The condition and appearance of your home are critical factors in getting the best price for your home. As part of my listing services, I will pay for a professional stager to walk through your home with you and advise you of what you can do to properly stage your home most effectively. Some areas are much more important and more likely to pay off than others! Often, the buyer is motivated by emotional responses as much or more than financial issues. There are usually things I can point out to you that are easy and inexpensive, yet go a long way toward triggering those “buy” emotions.
As your agent, I’ll negotiate furiously on your behalf throughout the entire process to ensure that your best interests are protected. Real estate negotiations and contracts can be intimidating in their complexity. Most people have almost no experience in these negotiations. After all, how often do you buy or sell a new house? As a top real estate professional, getting you the best terms and prices in all negotiations is simply part of my job.

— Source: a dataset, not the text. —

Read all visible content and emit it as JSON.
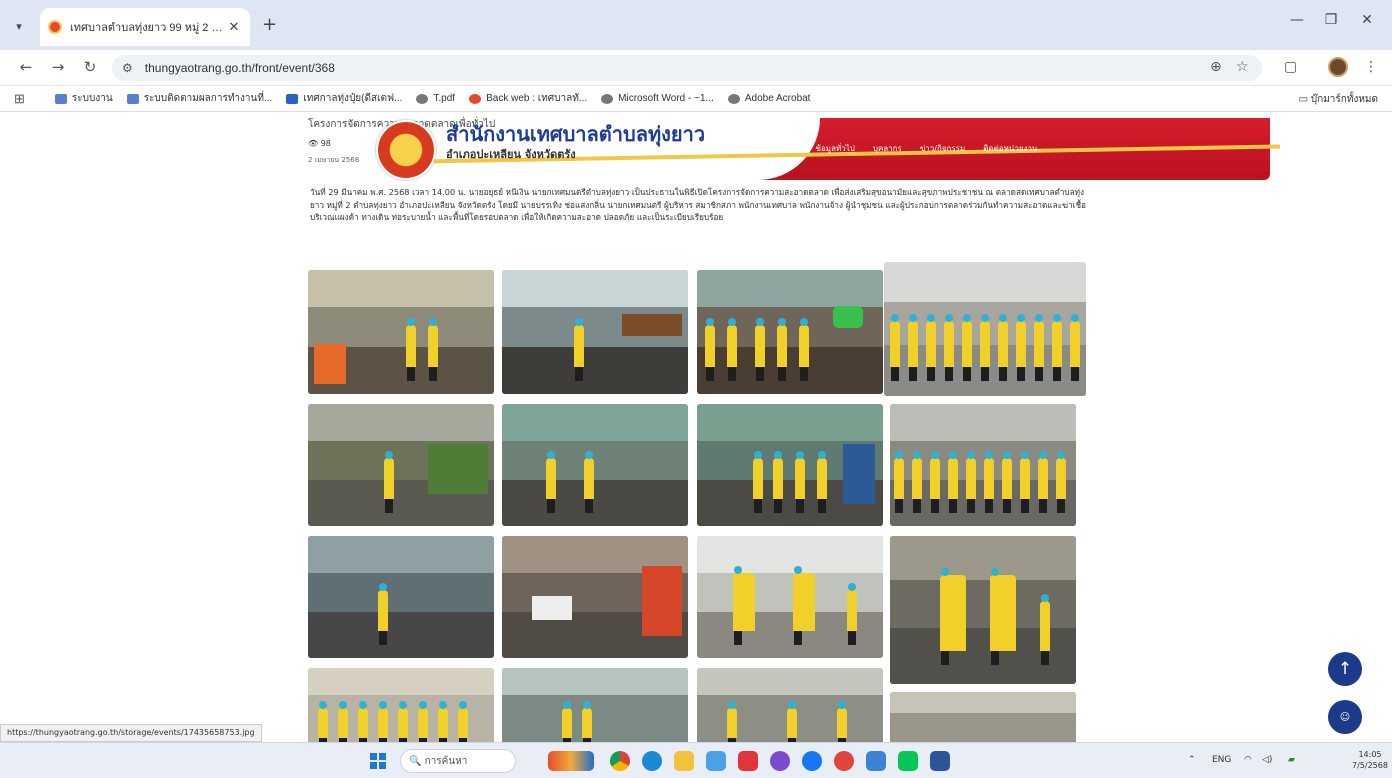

It’s a tool used by house flippers all across the nation. Stagers know its power. Real estate agents push its importance. What is this not-so-well-kept secret of real estate? A kitchen can sell a house.
Our belief – one of our CORE beliefs – is that consumers are best served through proper representation from a licensed professional.

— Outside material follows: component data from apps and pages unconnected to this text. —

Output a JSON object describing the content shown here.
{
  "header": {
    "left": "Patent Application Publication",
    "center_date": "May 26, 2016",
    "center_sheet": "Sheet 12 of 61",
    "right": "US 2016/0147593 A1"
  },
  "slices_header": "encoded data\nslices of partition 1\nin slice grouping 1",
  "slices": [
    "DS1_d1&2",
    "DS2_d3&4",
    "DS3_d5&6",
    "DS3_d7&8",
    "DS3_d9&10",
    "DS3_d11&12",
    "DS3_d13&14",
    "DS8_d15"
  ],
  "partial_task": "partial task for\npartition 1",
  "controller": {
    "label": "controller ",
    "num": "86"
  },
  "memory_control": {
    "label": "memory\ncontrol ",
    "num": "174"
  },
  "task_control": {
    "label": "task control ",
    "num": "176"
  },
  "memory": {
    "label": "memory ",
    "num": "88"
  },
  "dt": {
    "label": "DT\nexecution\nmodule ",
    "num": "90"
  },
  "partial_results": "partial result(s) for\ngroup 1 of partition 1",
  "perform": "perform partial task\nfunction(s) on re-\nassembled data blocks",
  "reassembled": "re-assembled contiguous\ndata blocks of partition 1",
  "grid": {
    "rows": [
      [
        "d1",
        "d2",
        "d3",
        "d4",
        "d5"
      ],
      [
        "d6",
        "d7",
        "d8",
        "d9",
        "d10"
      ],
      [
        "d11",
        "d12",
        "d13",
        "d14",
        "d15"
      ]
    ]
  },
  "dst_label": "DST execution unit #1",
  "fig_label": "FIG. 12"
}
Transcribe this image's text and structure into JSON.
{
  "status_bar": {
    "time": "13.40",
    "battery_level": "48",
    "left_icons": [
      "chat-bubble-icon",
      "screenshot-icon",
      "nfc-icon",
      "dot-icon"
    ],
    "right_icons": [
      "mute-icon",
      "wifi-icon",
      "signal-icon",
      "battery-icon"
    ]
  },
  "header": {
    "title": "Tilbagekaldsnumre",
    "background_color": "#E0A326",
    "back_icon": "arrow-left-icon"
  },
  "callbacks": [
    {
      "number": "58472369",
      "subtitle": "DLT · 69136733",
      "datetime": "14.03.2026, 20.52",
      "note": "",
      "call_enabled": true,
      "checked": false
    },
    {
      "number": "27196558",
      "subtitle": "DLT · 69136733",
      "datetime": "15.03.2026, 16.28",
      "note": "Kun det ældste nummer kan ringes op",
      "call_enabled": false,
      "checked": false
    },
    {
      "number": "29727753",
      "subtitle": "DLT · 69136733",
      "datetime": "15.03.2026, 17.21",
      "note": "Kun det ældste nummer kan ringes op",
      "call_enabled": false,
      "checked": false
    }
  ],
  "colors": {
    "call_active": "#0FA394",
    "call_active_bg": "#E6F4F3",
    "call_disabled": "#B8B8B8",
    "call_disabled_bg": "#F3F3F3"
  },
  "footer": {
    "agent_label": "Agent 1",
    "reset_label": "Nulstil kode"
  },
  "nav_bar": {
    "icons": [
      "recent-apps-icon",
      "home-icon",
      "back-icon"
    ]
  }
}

For most, buying or selling a home is an infrequent transaction with enormous financial and emotional considerations.
It’s stressful, emotionally-charged and high-stakes. Having a real estate professional central to the process of pricing, listing, selling and purchasing a home is important; real estate is not entertainment, and it’s not a game – bad data, inaccurate “value estimates,” and inflating inventory levels on websites creates confusion about what’s really happening in a market.
We understand that serious consumers want the real facts about a market. And we understand that these consumers also want to find a professional who can clearly articulate what these facts mean to their personal situation.
Connecting with a local real estate professional, a professional that’s immersed in local trends. Well versed in neighborhood nuances. Someone who can take the science of real data and apply it to the art of local real estate.
For sellers, this professional is someone who can navigate changing markets deftly and help price a home appropriately. Someone that helps ensure a smooth ride all the way from contract acceptance to settlement.
For buyers, this professional is a sounding board during their search, and their advocate during contract negotiations all the way to the first day in a new home.
Ultimately, there is a lot more than search to consider throughout the course of a transaction.
Pricing. Negotiations. Offers. Counter-Offers. Contracts the size of novellas. Addenda. Inspections. Appraisals. Financing. Contingencies. Walkthroughs. Punch Lists. The list goes on and on and on. Navigating all of this takes skill and determination, and we are the licensed real estate professionals. Just the folks that can help.
After all, it’s what we do for a living, 24-7, 365.
This article comes to us from the REALTOR.com Lockbox blog. You can view the original article at Lockbox.REALTOR.com.
From a local market perspective, the 2012 ActiveRain real estate survey shows markets where real estate agents are significantly more optimistic and others in which real estate agents are concerned about 2012. Based on our survey data, the ActiveRain real estate network has created a real estate confidence index and ranked the top real estate markets.
Below is a list of the TOP 10 and BOTTOM 10 real estate markets ranked by real estate agent confidence.
With low real estate values, low interest rates and a recovering economy, American real estate agents believe that 2012 is a great time to purchase both single family and multi-family rental properties. Real estate agents feel that single family homes and luxury homes represent great investment opportunities. What did real estate agents think are the worst opportunities in the 2012 real estate market? Due to the glut of inventory in the real estate market due to short-sales and foreclosures, new construction condominiums, new construction single family homes, and land for construction were rated as the worst investment opportunities.